Your goal:
Reproduce all lines of the listing below in which the word "August" occurs.
━━ Information shown
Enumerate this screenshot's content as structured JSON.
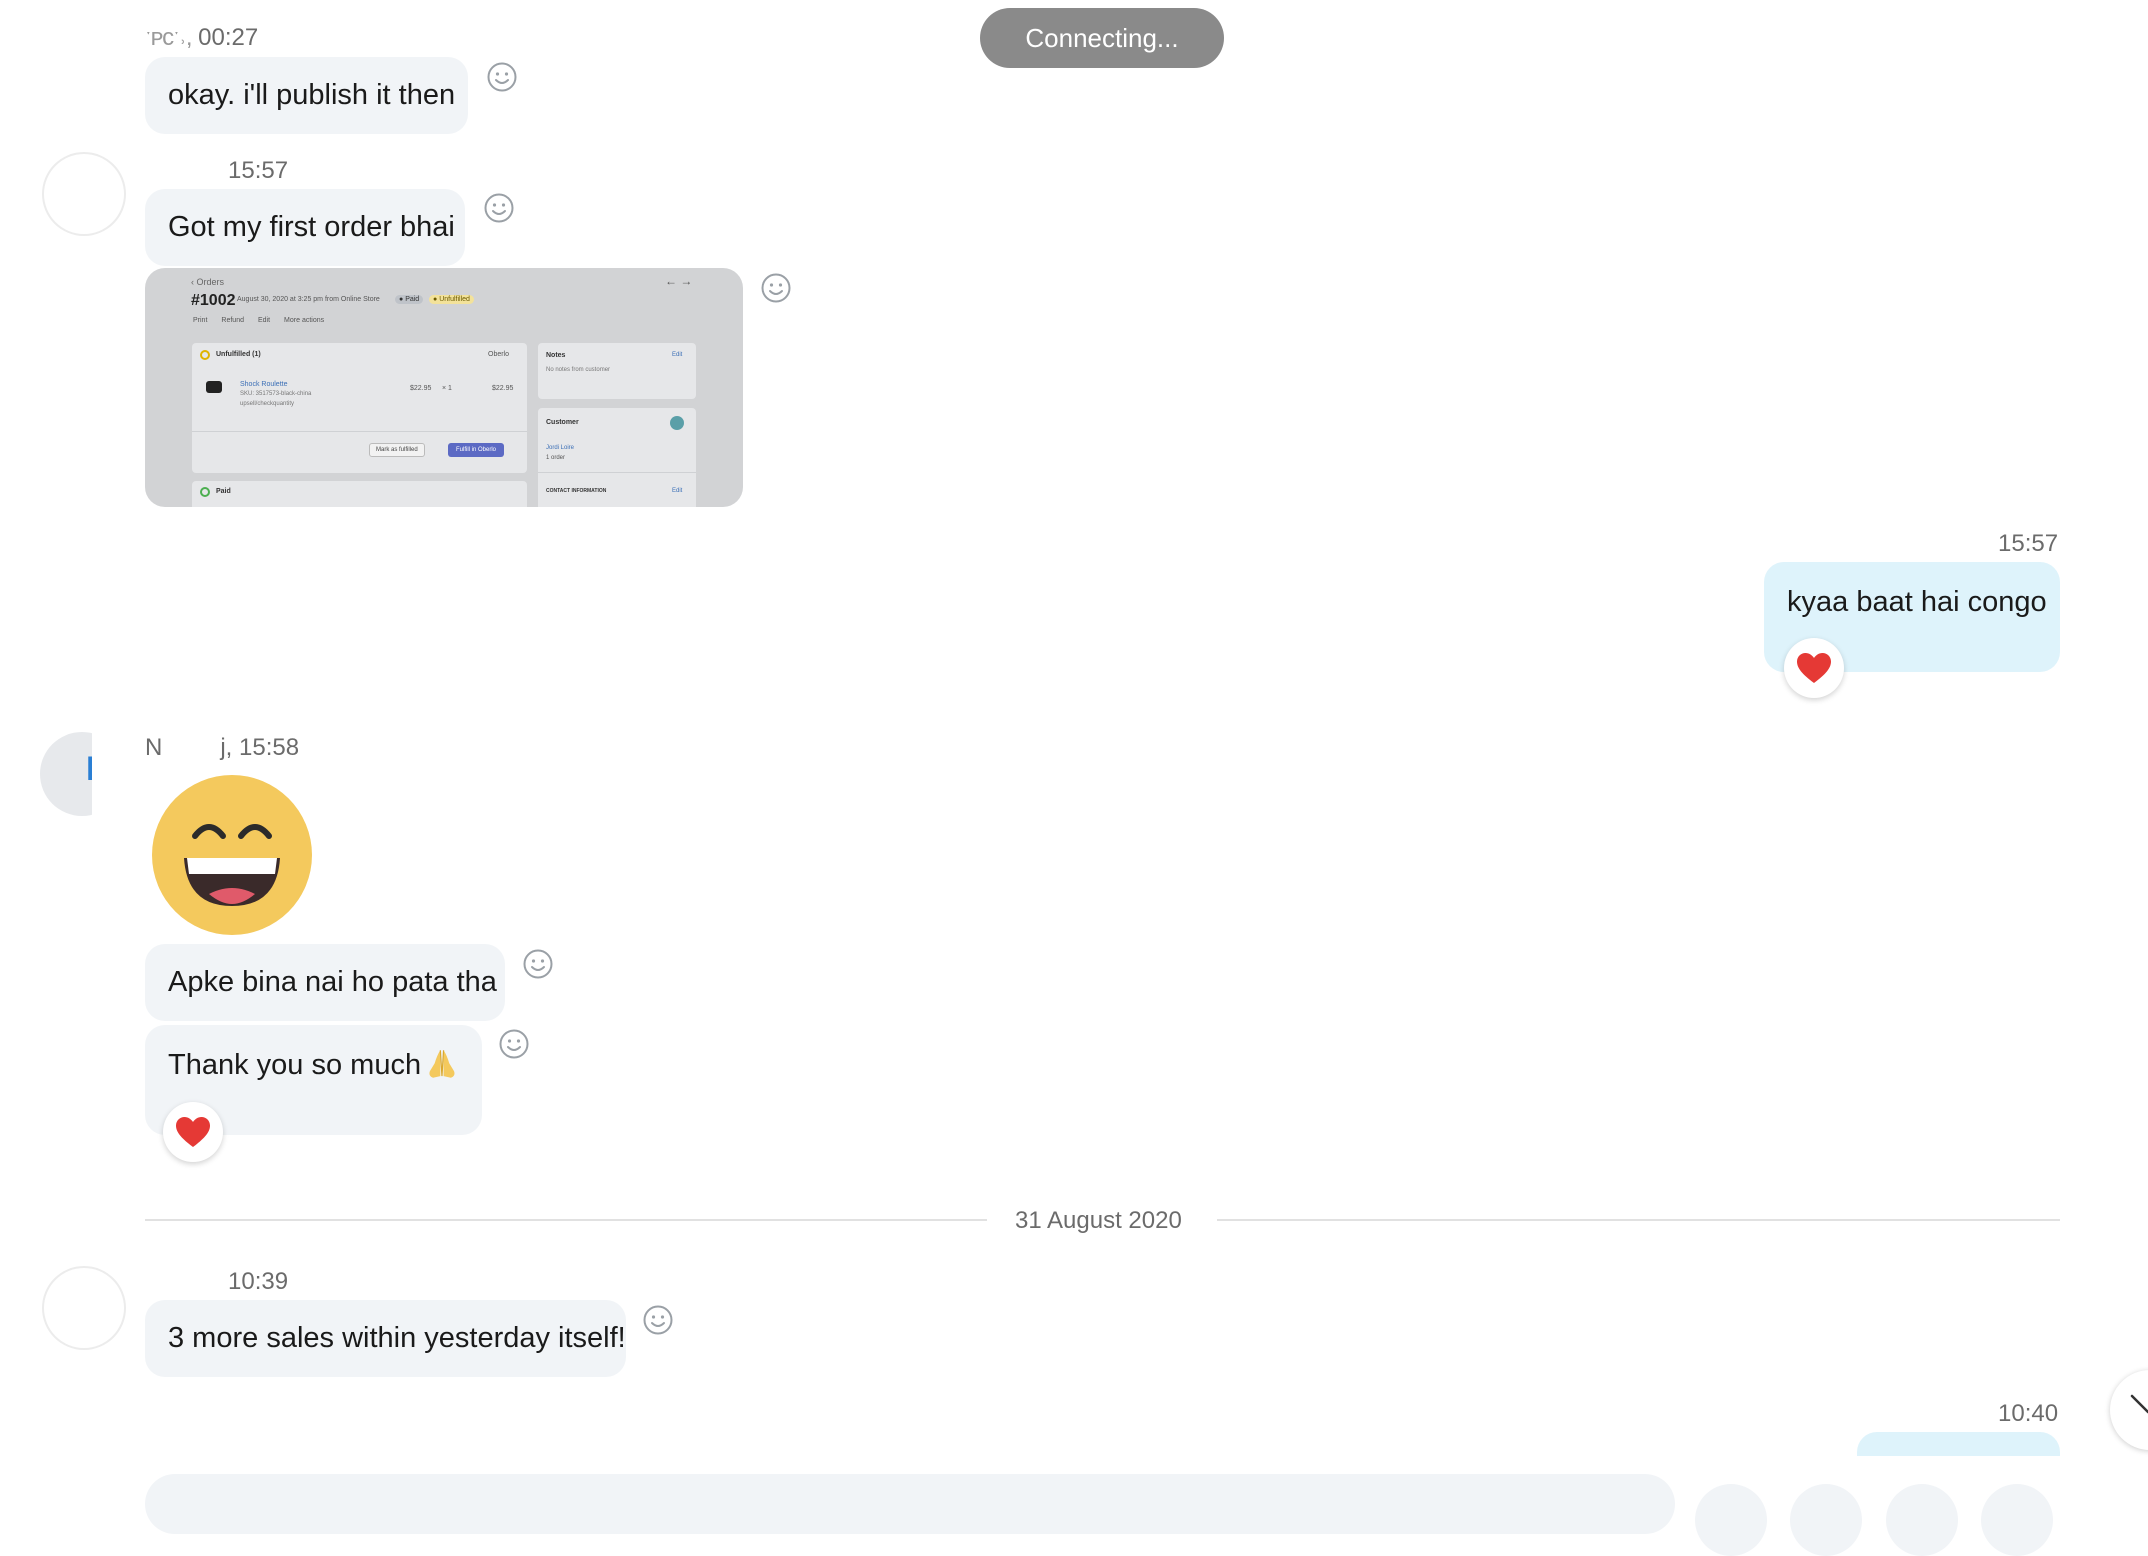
{
  "status": {
    "connecting": "Connecting..."
  },
  "messages": {
    "m1": {
      "timestamp": "00:27",
      "sender_fragment": "ˑᴘᴄˑ˒,",
      "text": "okay. i'll publish it then"
    },
    "m2": {
      "timestamp": "15:57",
      "text": "Got my first order bhai"
    },
    "m3": {
      "timestamp": "15:57",
      "text": "kyaa baat hai congo",
      "reaction": "heart"
    },
    "m4": {
      "sender_initial": "N",
      "timestamp_full": "j, 15:58",
      "avatar_letter": "B",
      "emoji": "laughing-face"
    },
    "m5": {
      "text": "Apke bina nai ho pata tha"
    },
    "m6": {
      "text": "Thank you so much",
      "emoji": "folded-hands",
      "reaction": "heart"
    },
    "m7": {
      "timestamp": "10:39",
      "text": "3 more sales within yesterday itself!"
    },
    "m8": {
      "timestamp": "10:40"
    }
  },
  "date_separator": "31 August 2020",
  "attachment": {
    "back_label": "Orders",
    "order_number": "#1002",
    "order_meta": "August 30, 2020 at 3:25 pm from Online Store",
    "badge_paid": "Paid",
    "badge_unfulfilled": "Unfulfilled",
    "actions": [
      "Print",
      "Refund",
      "Edit",
      "More actions"
    ],
    "unfulfilled_title": "Unfulfilled (1)",
    "unfulfilled_source": "Oberlo",
    "item_name": "Shock Roulette",
    "item_sku": "SKU: 3517573-black-china",
    "item_note": "upsell/checkquantity",
    "item_price": "$22.95",
    "item_qty": "× 1",
    "item_total": "$22.95",
    "btn_mark_fulfilled": "Mark as fulfilled",
    "btn_fulfill_oberlo": "Fulfill in Oberlo",
    "paid_label": "Paid",
    "notes_title": "Notes",
    "notes_edit": "Edit",
    "notes_text": "No notes from customer",
    "customer_title": "Customer",
    "customer_name": "Jordi Loire",
    "customer_orders": "1 order",
    "contact_title": "CONTACT INFORMATION",
    "contact_edit": "Edit"
  },
  "colors": {
    "bubble_incoming": "#f1f4f7",
    "bubble_outgoing": "#def3fb",
    "heart": "#e53935",
    "connecting_bg": "#8a8a8a",
    "fulfill_button": "#5c6ac4"
  }
}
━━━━
Answer section:
  "date_separator": "31 August 2020",
    "order_meta": "August 30, 2020 at 3:25 pm from Online Store",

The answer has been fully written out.